limes_sprigs_and_everything_green Someone like you, but not you.


I sat in my new hotel room in Copenhagen listening to Someone Like You by Van Morrison. It was my song with one of my exes.  The song was completely incongruent with the tone of our relationship, but then, songs aren’t so much about what you have, as what you would like to have.  Grace and I always joked about that song when it came on.  We would add, “but not you,” after the chorus and then we would laugh, though it felt more like crying.


I’ve often tried to find girls who would fit into my favorite songs.  In Denmark I was hunting for anything Alanis Morissette.  I got lucky with the whole album.


I stood at a bar and ordered a beer.  Jean was seated near me wondering when tourist season would be over.  Although, she decided I wasn’t bad for an American. I had dimples in my cheeks that softened my obvious predatory nature.  My eyes were clear and sparkly, the sign of a good diet, thought Jean.


I never considered someone might give me the once over before I noticed her first.  Nah, I was too cocky for that notion.  Short thick tufts of black hair sprouted from Jeans little boy head.  She was a hotty alright-y.  Deep dark dangerous blue eyes like the ocean off the continental shelf.  And that slight scar slicing through her eyebrow tore me open before it ran me through.  Jean was a human stun gun.  Electric zap.  I steadied myself. This will take work, I thought.


“Can I hang and talk to you?”  I said, wondering if for once a direct approach might work.

“So talk.” said Jean.  She maintained the kind of flat affect that had chick’s rapelling down each other to get a foothold in her crevasse.  It took me an hour to get a laugh outta Jean, but the first one melted us both into a Danish fish stew.  We would be going to bed together.  Although I wasn’t the one was privy to that inevitability.


“Should we push the beds together?”  Jean asked at my hotel room.  That was her first clue that eluded me. I was not the type to follow breadcrumbs. I wouldn’t even think to look down.

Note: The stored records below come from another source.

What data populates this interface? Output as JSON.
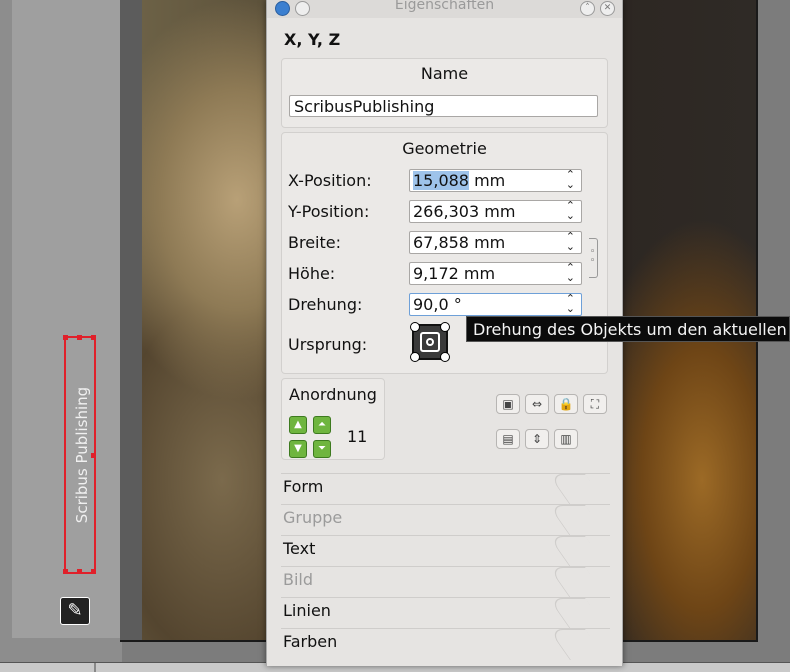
{
  "dialog": {
    "title": "Eigenschaften",
    "active_tab": "X, Y, Z"
  },
  "name_group": {
    "title": "Name",
    "value": "ScribusPublishing"
  },
  "geometry": {
    "title": "Geometrie",
    "x_label": "X-Position:",
    "x_value": "15,088",
    "x_unit": " mm",
    "y_label": "Y-Position:",
    "y_value": "266,303 mm",
    "width_label": "Breite:",
    "width_value": "67,858 mm",
    "height_label": "Höhe:",
    "height_value": "9,172 mm",
    "rotation_label": "Drehung:",
    "rotation_value": "90,0 °",
    "origin_label": "Ursprung:"
  },
  "tooltip": {
    "text": "Drehung des Objekts um den aktuellen U"
  },
  "arrangement": {
    "title": "Anordnung",
    "level": "11"
  },
  "sections": [
    {
      "label": "Form",
      "enabled": true
    },
    {
      "label": "Gruppe",
      "enabled": false
    },
    {
      "label": "Text",
      "enabled": true
    },
    {
      "label": "Bild",
      "enabled": false
    },
    {
      "label": "Linien",
      "enabled": true
    },
    {
      "label": "Farben",
      "enabled": true
    }
  ],
  "canvas": {
    "frame_text": "Scribus Publishing"
  },
  "icons": {
    "close": "close-icon",
    "shade": "shade-icon",
    "origin": "origin-selector-icon",
    "chain": "chain-link-icon"
  },
  "colors": {
    "selection_frame": "#e0202a",
    "text_highlight": "#9ec3ea",
    "level_arrows": "#6fb53f"
  }
}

We pushed the beds together and abused the floor instead. Fucking on a floor is immediate.  If we could have gotten lower than the floor, we would have.  You know you’re lost in someone when you think a floor is comfortable.  It was a festival of pleasure that had a microcosm of eternity coded into each movement.  We stopped only to order room service.


One the second day it rained.  I blasted music so loudly that the management asked us to turn it down.  Of course, I had brought my self-amplified, scaled down stereo system to Scandinavia. I knew music makes it easier to sleep with strangers.  I hadn’t predicted music could help me fall in love.


“Tell me a story.”  Jean demanded, without seeming demanding.  What was it about me that had girls pegging me as a raconteur?  I’ve never been able to get naked with any girl who didn’t eventually ask me to tell her a tale.  Perhaps that’s a sign that I stay in bed too long.


“Do you see that office building just across the park?”  I asked.  Jean peered out the window and nodded, ready to be transported.  “The woman on the fourth floor, with the telescope beside her desk, her name is Anna. She is in love with you.  Anna discovered you innocently one evening while staying late at work.  She heard your music bouncing across the raindrops. She bought the telescope to view exotic birds in the park.  She couldn’t resist being drawn to the eyepiece, and looking in on you.  You were with your lover that day, standing nude as she slid down your back. Anna had never seen such beautiful birds.  She watched you for hours.  Her eyes ached but she couldn’t pull away.  She came to work early, and left late, just to see more of you.  She saw you often, but never again with that lover.  You were always alone, dancing slowly with your arms wrapped tightly around yourself.  Or seated on the windowsill watching the storm. She thought she saw you crying, but she couldn’t be sure if it was tears or rain.”


“Two weeks went by and the weather cleared.  Anna had to see you in person.  She waited until your stereo was clearly audible in her office and approached your room under the guise of being irate management.  She stood outside the door for a while before knocking.  You answered kindly. Perhaps you yearned for contact no matter how slight.  Anna’s speech stammered when requesting you lower the volume.  You recognized her as the voyeur from the neighboring building and invited her inside.  She had kept you company through the loss of your lover.  She had cared for you even though she didn’t know you knew.  Together you looked out the window at her empty office and drew the shades.”

“That was a beautiful story,” Jean said.

“It actually made me jealous.” I said.  “Is this what will happen when I go away?  Is she watching us now?”

We both sat staring quietly out the window.   We already missed each other.


Before we said goodbye for the last time, Jean wondered aloud how we managed to fall in love in only two weeks.

It’s easy to fall in love with someone like you, I thought to myself, someone exactly like you.

I flew back to the States and kept telling myself it was okay to love someone who lived far away.  I reminded myself daily.